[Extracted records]
□ □ □ □
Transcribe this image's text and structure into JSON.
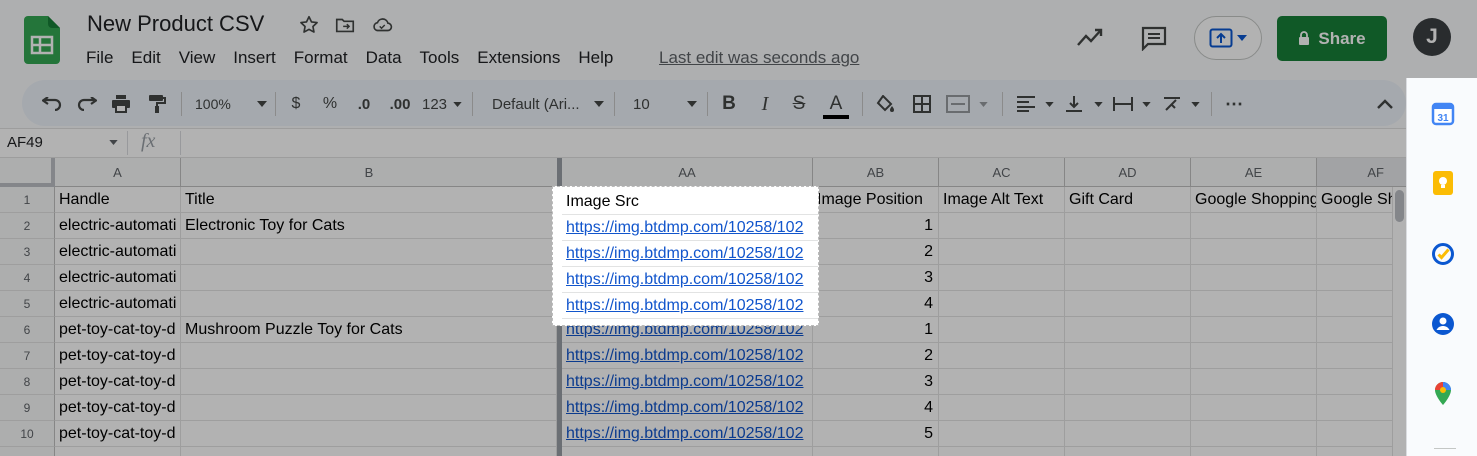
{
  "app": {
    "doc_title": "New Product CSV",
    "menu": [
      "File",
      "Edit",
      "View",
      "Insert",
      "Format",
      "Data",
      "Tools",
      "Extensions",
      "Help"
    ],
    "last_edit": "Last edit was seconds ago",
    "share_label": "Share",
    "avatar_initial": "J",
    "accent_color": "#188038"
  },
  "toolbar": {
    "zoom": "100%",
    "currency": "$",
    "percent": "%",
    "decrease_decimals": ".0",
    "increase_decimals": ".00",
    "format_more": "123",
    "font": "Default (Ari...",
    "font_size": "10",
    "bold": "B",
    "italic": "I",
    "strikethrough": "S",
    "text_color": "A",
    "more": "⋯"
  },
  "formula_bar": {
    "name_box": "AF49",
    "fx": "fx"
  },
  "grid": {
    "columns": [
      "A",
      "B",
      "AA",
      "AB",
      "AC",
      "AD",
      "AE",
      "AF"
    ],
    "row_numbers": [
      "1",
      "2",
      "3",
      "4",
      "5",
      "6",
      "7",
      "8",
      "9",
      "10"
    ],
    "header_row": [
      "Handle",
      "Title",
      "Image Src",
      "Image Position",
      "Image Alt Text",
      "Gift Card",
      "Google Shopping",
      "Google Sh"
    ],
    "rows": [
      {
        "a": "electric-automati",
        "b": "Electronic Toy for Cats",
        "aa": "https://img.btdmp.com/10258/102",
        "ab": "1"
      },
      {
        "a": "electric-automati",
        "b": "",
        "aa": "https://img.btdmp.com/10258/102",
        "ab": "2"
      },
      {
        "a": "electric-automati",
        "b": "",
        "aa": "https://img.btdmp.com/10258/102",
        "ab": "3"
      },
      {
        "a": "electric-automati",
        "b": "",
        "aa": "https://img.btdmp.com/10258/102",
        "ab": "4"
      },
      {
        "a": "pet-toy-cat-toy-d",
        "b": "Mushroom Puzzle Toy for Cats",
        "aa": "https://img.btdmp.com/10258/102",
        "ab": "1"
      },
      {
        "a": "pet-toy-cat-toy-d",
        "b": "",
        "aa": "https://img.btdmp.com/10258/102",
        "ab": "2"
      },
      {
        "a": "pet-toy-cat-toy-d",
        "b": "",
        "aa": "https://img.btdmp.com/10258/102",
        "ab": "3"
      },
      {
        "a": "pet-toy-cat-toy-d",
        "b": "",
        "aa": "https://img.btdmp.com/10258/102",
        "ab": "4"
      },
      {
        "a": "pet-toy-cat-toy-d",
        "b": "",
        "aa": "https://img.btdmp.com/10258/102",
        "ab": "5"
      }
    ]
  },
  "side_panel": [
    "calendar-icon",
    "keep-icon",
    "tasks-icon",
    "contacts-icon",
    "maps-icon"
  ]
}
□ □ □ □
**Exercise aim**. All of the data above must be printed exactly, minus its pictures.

**Answer area**.
Transcribe this image's text and structure into JSON.
{
  "app": {
    "doc_title": "New Product CSV",
    "menu": [
      "File",
      "Edit",
      "View",
      "Insert",
      "Format",
      "Data",
      "Tools",
      "Extensions",
      "Help"
    ],
    "last_edit": "Last edit was seconds ago",
    "share_label": "Share",
    "avatar_initial": "J",
    "accent_color": "#188038"
  },
  "toolbar": {
    "zoom": "100%",
    "currency": "$",
    "percent": "%",
    "decrease_decimals": ".0",
    "increase_decimals": ".00",
    "format_more": "123",
    "font": "Default (Ari...",
    "font_size": "10",
    "bold": "B",
    "italic": "I",
    "strikethrough": "S",
    "text_color": "A",
    "more": "⋯"
  },
  "formula_bar": {
    "name_box": "AF49",
    "fx": "fx"
  },
  "grid": {
    "columns": [
      "A",
      "B",
      "AA",
      "AB",
      "AC",
      "AD",
      "AE",
      "AF"
    ],
    "row_numbers": [
      "1",
      "2",
      "3",
      "4",
      "5",
      "6",
      "7",
      "8",
      "9",
      "10"
    ],
    "header_row": [
      "Handle",
      "Title",
      "Image Src",
      "Image Position",
      "Image Alt Text",
      "Gift Card",
      "Google Shopping",
      "Google Sh"
    ],
    "rows": [
      {
        "a": "electric-automati",
        "b": "Electronic Toy for Cats",
        "aa": "https://img.btdmp.com/10258/102",
        "ab": "1"
      },
      {
        "a": "electric-automati",
        "b": "",
        "aa": "https://img.btdmp.com/10258/102",
        "ab": "2"
      },
      {
        "a": "electric-automati",
        "b": "",
        "aa": "https://img.btdmp.com/10258/102",
        "ab": "3"
      },
      {
        "a": "electric-automati",
        "b": "",
        "aa": "https://img.btdmp.com/10258/102",
        "ab": "4"
      },
      {
        "a": "pet-toy-cat-toy-d",
        "b": "Mushroom Puzzle Toy for Cats",
        "aa": "https://img.btdmp.com/10258/102",
        "ab": "1"
      },
      {
        "a": "pet-toy-cat-toy-d",
        "b": "",
        "aa": "https://img.btdmp.com/10258/102",
        "ab": "2"
      },
      {
        "a": "pet-toy-cat-toy-d",
        "b": "",
        "aa": "https://img.btdmp.com/10258/102",
        "ab": "3"
      },
      {
        "a": "pet-toy-cat-toy-d",
        "b": "",
        "aa": "https://img.btdmp.com/10258/102",
        "ab": "4"
      },
      {
        "a": "pet-toy-cat-toy-d",
        "b": "",
        "aa": "https://img.btdmp.com/10258/102",
        "ab": "5"
      }
    ]
  },
  "side_panel": [
    "calendar-icon",
    "keep-icon",
    "tasks-icon",
    "contacts-icon",
    "maps-icon"
  ]
}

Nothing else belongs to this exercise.